# Your task
Go over these records and count the lines with the string "elit" in them; the count is all that should be returned.

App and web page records
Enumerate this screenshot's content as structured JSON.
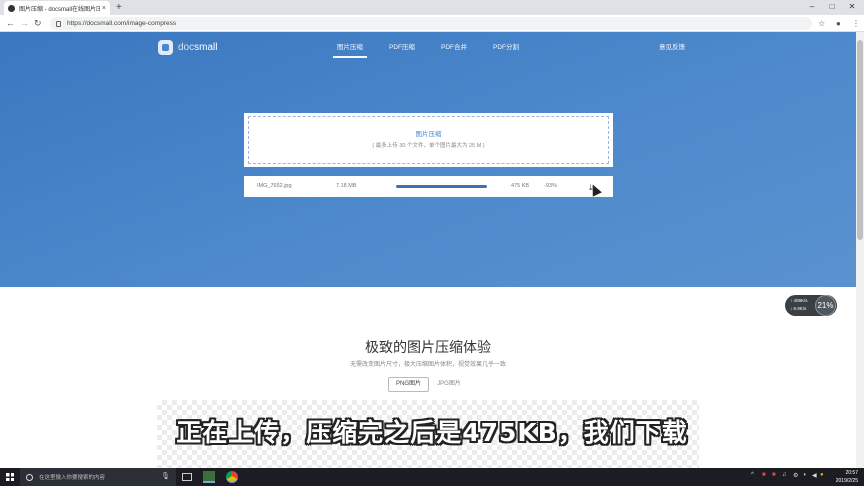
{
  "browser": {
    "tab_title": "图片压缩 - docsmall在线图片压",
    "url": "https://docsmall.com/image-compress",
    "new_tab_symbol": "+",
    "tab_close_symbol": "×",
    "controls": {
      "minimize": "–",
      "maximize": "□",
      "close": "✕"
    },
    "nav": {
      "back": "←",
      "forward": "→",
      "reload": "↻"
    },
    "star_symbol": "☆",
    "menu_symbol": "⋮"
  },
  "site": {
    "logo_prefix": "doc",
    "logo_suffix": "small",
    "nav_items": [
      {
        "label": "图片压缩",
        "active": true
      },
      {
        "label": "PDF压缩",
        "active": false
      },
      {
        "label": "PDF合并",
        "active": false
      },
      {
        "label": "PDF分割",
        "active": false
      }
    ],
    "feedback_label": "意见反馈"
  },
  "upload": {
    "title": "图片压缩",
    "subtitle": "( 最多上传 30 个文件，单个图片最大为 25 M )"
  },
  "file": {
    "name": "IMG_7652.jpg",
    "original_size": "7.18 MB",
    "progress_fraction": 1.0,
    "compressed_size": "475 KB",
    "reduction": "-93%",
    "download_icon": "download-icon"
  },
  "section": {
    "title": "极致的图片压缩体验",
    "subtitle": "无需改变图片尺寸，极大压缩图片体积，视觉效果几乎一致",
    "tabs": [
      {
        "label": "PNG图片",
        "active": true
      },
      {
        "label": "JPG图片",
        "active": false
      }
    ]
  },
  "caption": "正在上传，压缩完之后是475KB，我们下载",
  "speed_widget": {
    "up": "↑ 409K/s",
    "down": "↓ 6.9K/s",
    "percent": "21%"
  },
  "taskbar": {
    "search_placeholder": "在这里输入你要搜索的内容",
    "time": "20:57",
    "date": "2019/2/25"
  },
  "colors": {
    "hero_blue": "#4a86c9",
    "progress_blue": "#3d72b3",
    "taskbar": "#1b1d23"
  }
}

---

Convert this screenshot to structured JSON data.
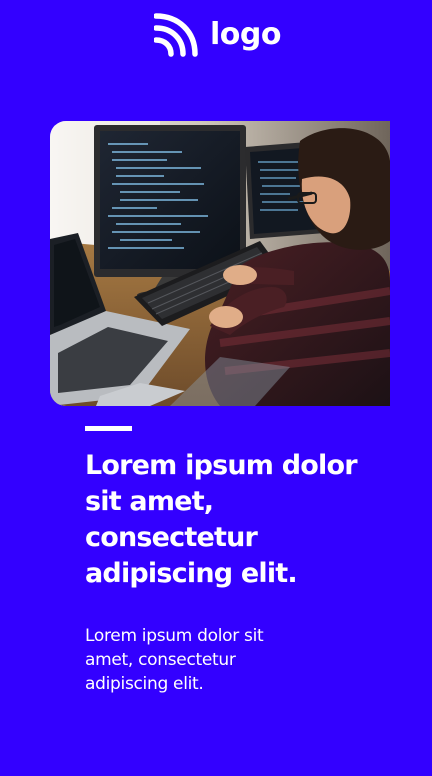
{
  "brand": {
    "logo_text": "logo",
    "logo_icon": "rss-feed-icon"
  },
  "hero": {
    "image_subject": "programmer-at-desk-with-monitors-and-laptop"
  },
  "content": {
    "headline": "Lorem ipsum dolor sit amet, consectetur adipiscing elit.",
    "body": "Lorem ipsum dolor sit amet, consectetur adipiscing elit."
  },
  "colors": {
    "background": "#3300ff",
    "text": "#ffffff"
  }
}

# Exercise output
2